When you start up a WWW browser, it will download a document automatically. If no-one has done any configuration on your browser, it will probably download the home page for your particular WWW browser, which will no doubt contain a few links to other useful places in the Web.
Using the default home page is not something we'd recommend though. The WWW server that provides the default home page is probably getting huge numbers of requests per minute, and so will not be very fast. In addition, the links they have are probably not to places that you will want to access very often. If you have a WWW server at your site, you should probably configure your browser to use your site's home page.
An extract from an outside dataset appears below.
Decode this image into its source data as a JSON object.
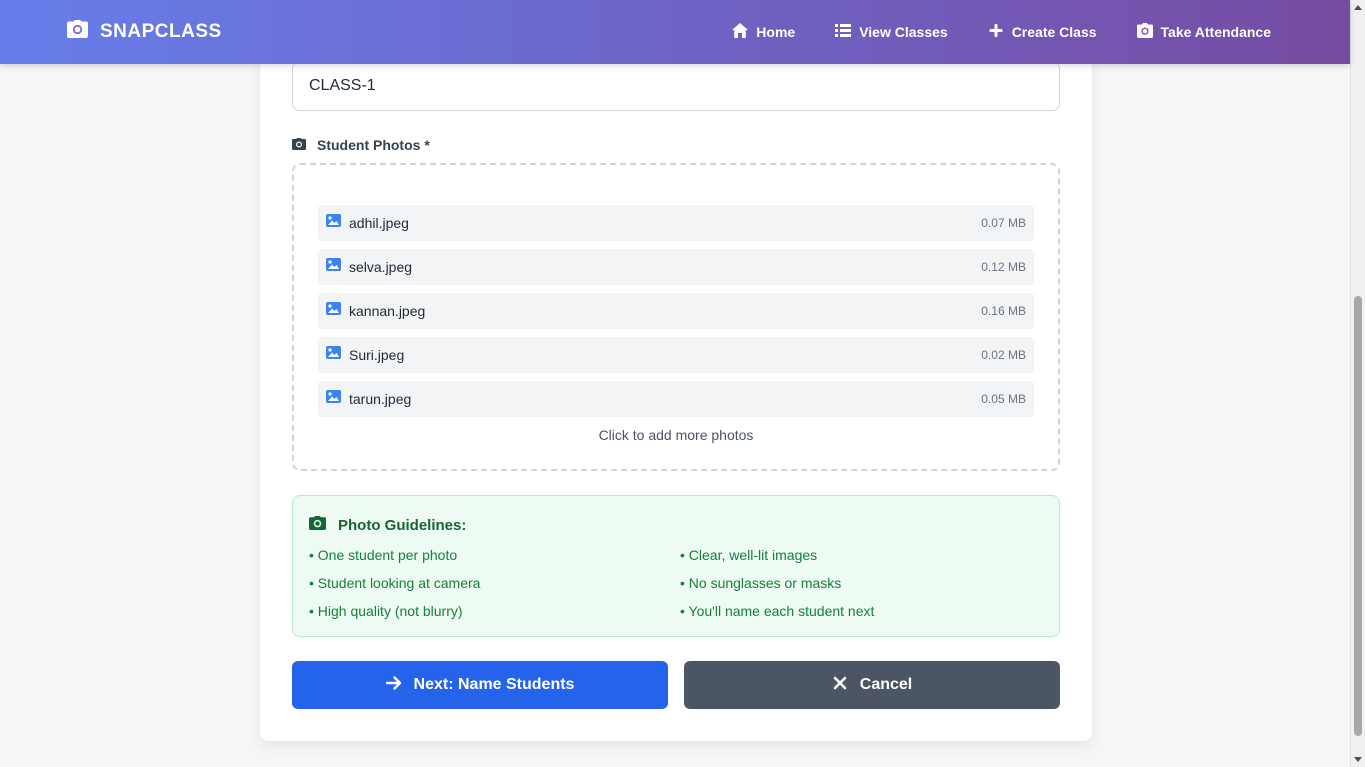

Even if you don't have a WWW server, you can always set up a file of HTML on the machine you run your browser on to be your own private home page complete with links to things you find interesting.
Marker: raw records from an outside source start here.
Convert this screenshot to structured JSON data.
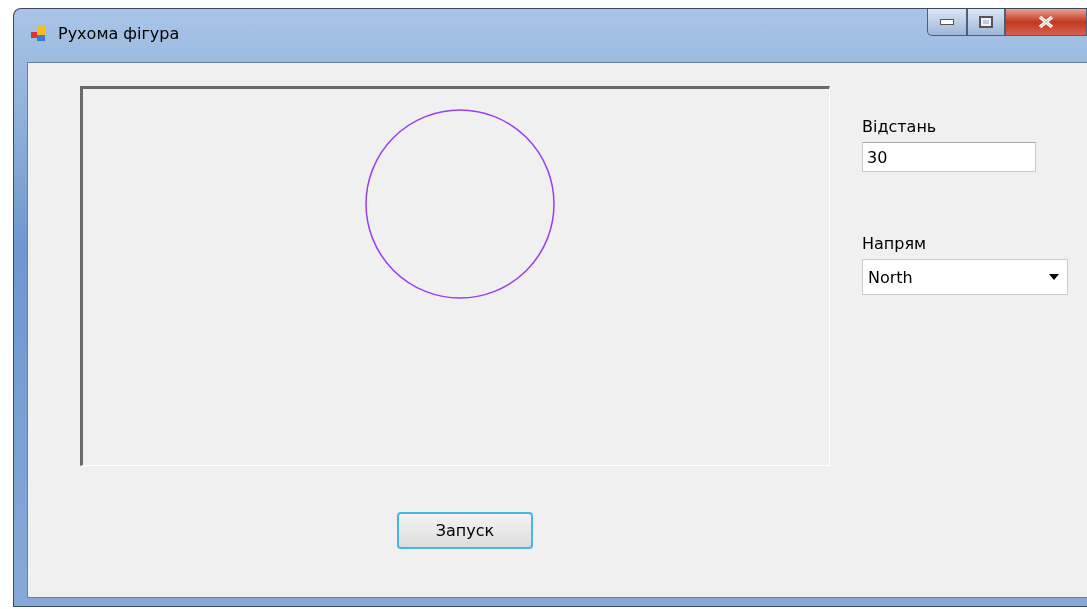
{
  "window": {
    "title": "Рухома фігура"
  },
  "fields": [
    {
      "label": "Відстань",
      "kind": "text",
      "value": "30"
    },
    {
      "label": "Напрям",
      "kind": "dropdown",
      "value": "North"
    }
  ],
  "buttons": [
    "Запуск"
  ]
}
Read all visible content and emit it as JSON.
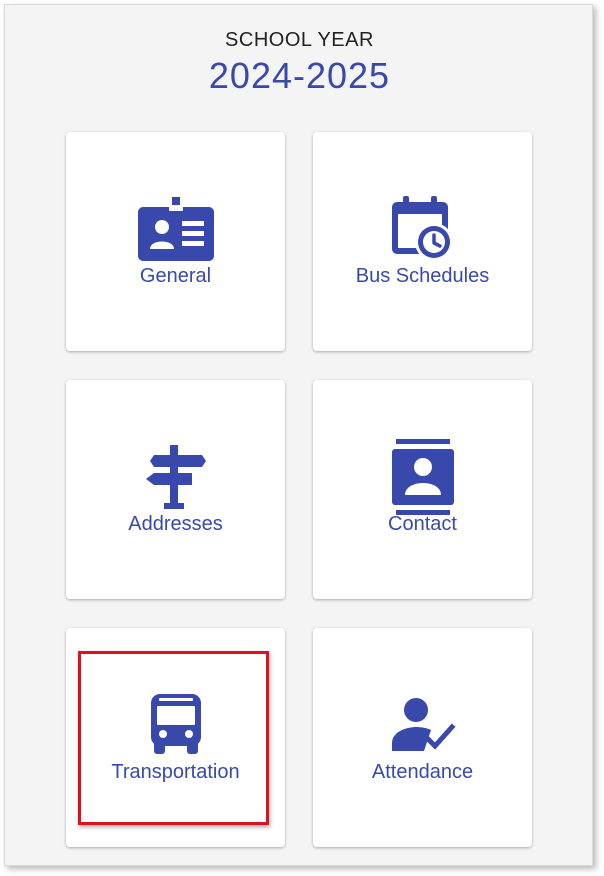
{
  "header": {
    "label": "SCHOOL YEAR",
    "year": "2024-2025"
  },
  "tiles": [
    {
      "label": "General",
      "icon": "id-badge-icon"
    },
    {
      "label": "Bus Schedules",
      "icon": "calendar-clock-icon"
    },
    {
      "label": "Addresses",
      "icon": "signpost-icon"
    },
    {
      "label": "Contact",
      "icon": "contact-card-icon"
    },
    {
      "label": "Transportation",
      "icon": "bus-icon"
    },
    {
      "label": "Attendance",
      "icon": "person-check-icon"
    }
  ],
  "highlighted_tile": "Transportation",
  "colors": {
    "accent": "#3949ab",
    "background": "#f4f4f4",
    "tile": "#ffffff",
    "highlight": "#d9141c"
  }
}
Most Unix browsers will use the `` WWW_HOME'' environment variable to decide where their home page is. Mac and PC browsers usually let you set the home page from the user interface as a ``preference''.
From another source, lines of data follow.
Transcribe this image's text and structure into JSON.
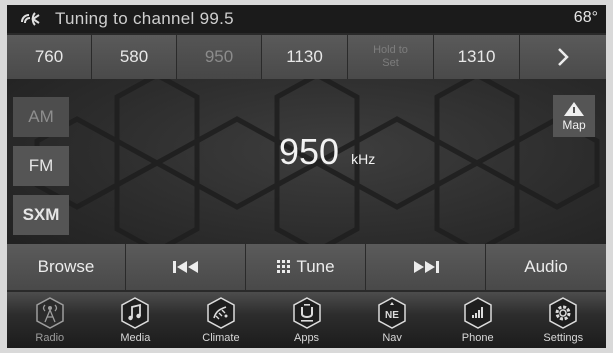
{
  "status_bar": {
    "message": "Tuning to channel 99.5",
    "temperature": "68°"
  },
  "presets": [
    {
      "label": "760"
    },
    {
      "label": "580"
    },
    {
      "label": "950"
    },
    {
      "label": "1130"
    },
    {
      "label": "Hold to Set"
    },
    {
      "label": "1310"
    }
  ],
  "bands": {
    "am": "AM",
    "fm": "FM",
    "sxm": "SXM"
  },
  "map_button": {
    "label": "Map"
  },
  "now_playing": {
    "frequency": "950",
    "unit": "kHz"
  },
  "controls": {
    "browse": "Browse",
    "tune": "Tune",
    "audio": "Audio"
  },
  "dock": [
    {
      "label": "Radio",
      "icon": "radio-icon"
    },
    {
      "label": "Media",
      "icon": "media-icon"
    },
    {
      "label": "Climate",
      "icon": "climate-icon"
    },
    {
      "label": "Apps",
      "icon": "apps-icon"
    },
    {
      "label": "Nav",
      "icon": "nav-icon",
      "badge": "NE"
    },
    {
      "label": "Phone",
      "icon": "phone-icon"
    },
    {
      "label": "Settings",
      "icon": "settings-icon"
    }
  ]
}
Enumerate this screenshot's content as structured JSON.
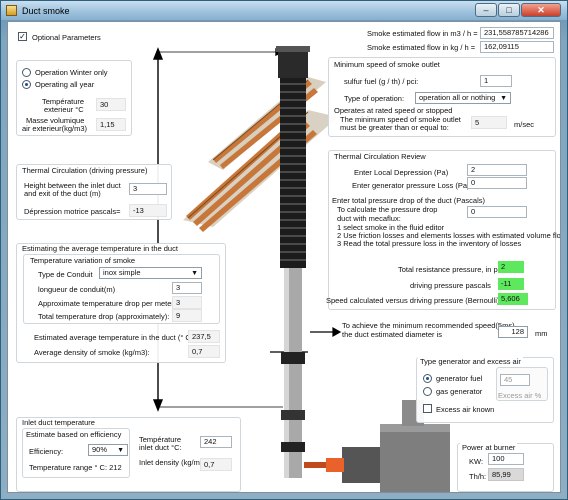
{
  "window": {
    "title": "Duct smoke",
    "minimize": "–",
    "maximize": "□",
    "close": "✕"
  },
  "optional": {
    "label": "Optional Parameters",
    "checked": true
  },
  "flow": {
    "m3_label": "Smoke estimated flow in m3 / h =",
    "m3_value": "231,558785714286",
    "kg_label": "Smoke estimated flow in kg / h =",
    "kg_value": "162,09115"
  },
  "operation": {
    "winter_label": "Operation Winter only",
    "all_year_label": "Operating all year",
    "selected": "all_year",
    "temp_label_1": "Température",
    "temp_label_2": "exterieur °C",
    "temp_value": "30",
    "mass_label_1": "Masse volumique",
    "mass_label_2": "air exterieur(kg/m3)",
    "mass_value": "1,15"
  },
  "min_speed": {
    "title": "Minimum speed of smoke outlet",
    "sulfur_label": "sulfur fuel (g / th) / pci:",
    "sulfur_value": "1",
    "type_label": "Type of operation:",
    "type_value": "operation all or nothing",
    "rated_label": "Operates at rated speed or stopped",
    "min_line1": "The minimum speed of smoke outlet",
    "min_line2": "must be greater than or equal to:",
    "min_value": "5",
    "min_unit": "m/sec"
  },
  "thermal": {
    "title": "Thermal Circulation (driving pressure)",
    "height_label_1": "Height between the inlet duct",
    "height_label_2": "and exit of the duct (m)",
    "height_value": "3",
    "depression_label": "Dépression motrice pascals=",
    "depression_value": "-13"
  },
  "review": {
    "title": "Thermal Circulation Review",
    "local_label": "Enter Local Depression (Pa)",
    "local_value": "2",
    "gen_loss_label": "Enter  generator pressure Loss (Pa)",
    "gen_loss_value": "0",
    "total_drop_label": "Enter total pressure drop of the duct (Pascals)",
    "calc_line1": "To calculate the pressure drop",
    "calc_line2": "duct with mecaflux:",
    "calc_value": "0",
    "step1": "1 select  smoke in the fluid editor",
    "step2": "2 Use friction losses and elements losses with estimated volume flow",
    "step3": "3 Read the total pressure loss in the inventory of losses",
    "resistance_label": "Total resistance pressure, in pasc",
    "resistance_value": "2",
    "driving_label": "driving pressure pascals",
    "driving_value": "-11",
    "speed_label": "Speed calculated versus driving pressure (Bernoulli) ms",
    "speed_value": "5,606"
  },
  "diameter": {
    "line1": "To achieve the minimum recommended speed(5ms)",
    "line2": "the duct estimated diameter is",
    "value": "128",
    "unit": "mm"
  },
  "avg_temp": {
    "title": "Estimating the average temperature in the duct",
    "variation_title": "Temperature variation of smoke",
    "conduit_label": "Type de Conduit",
    "conduit_value": "inox simple",
    "length_label": "longueur de conduit(m)",
    "length_value": "3",
    "drop_meter_label": "Approximate temperature drop per meter:",
    "drop_meter_value": "3",
    "total_drop_label": "Total temperature drop (approximately):",
    "total_drop_value": "9",
    "estimated_label": "Estimated average temperature in the duct (° C)",
    "estimated_value": "237,5",
    "density_label": "Average density of smoke (kg/m3):",
    "density_value": "0,7"
  },
  "generator": {
    "title": "Type generator and excess air",
    "fuel_label": "generator fuel",
    "gas_label": "gas generator",
    "selected": "fuel",
    "excess_value": "45",
    "excess_caption": "Excess air %",
    "excess_known_label": "Excess air known",
    "excess_known_checked": false
  },
  "inlet": {
    "title": "Inlet duct temperature",
    "estimate_label": "Estimate based on efficiency",
    "efficiency_label": "Efficiency:",
    "efficiency_value": "90%",
    "inlet_temp_label_1": "Température",
    "inlet_temp_label_2": "inlet duct °C:",
    "inlet_temp_value": "242",
    "range_label": "Temperature range ° C: 212",
    "density_label": "Inlet density (kg/m3):",
    "density_value": "0,7"
  },
  "power": {
    "title": "Power at burner",
    "kw_label": "KW:",
    "kw_value": "100",
    "th_label": "Th/h:",
    "th_value": "85,99"
  },
  "colors": {
    "accent_green": "#5ee85e",
    "burner_orange": "#e8622a",
    "roof_tiles": "#c8773b"
  }
}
To set up a home page on your local disc, create the file of HTML you want to use (for example `` home.html'' on the `` MACINTOSH HD'') complete with links to places you want to visit often, and then set your home page to: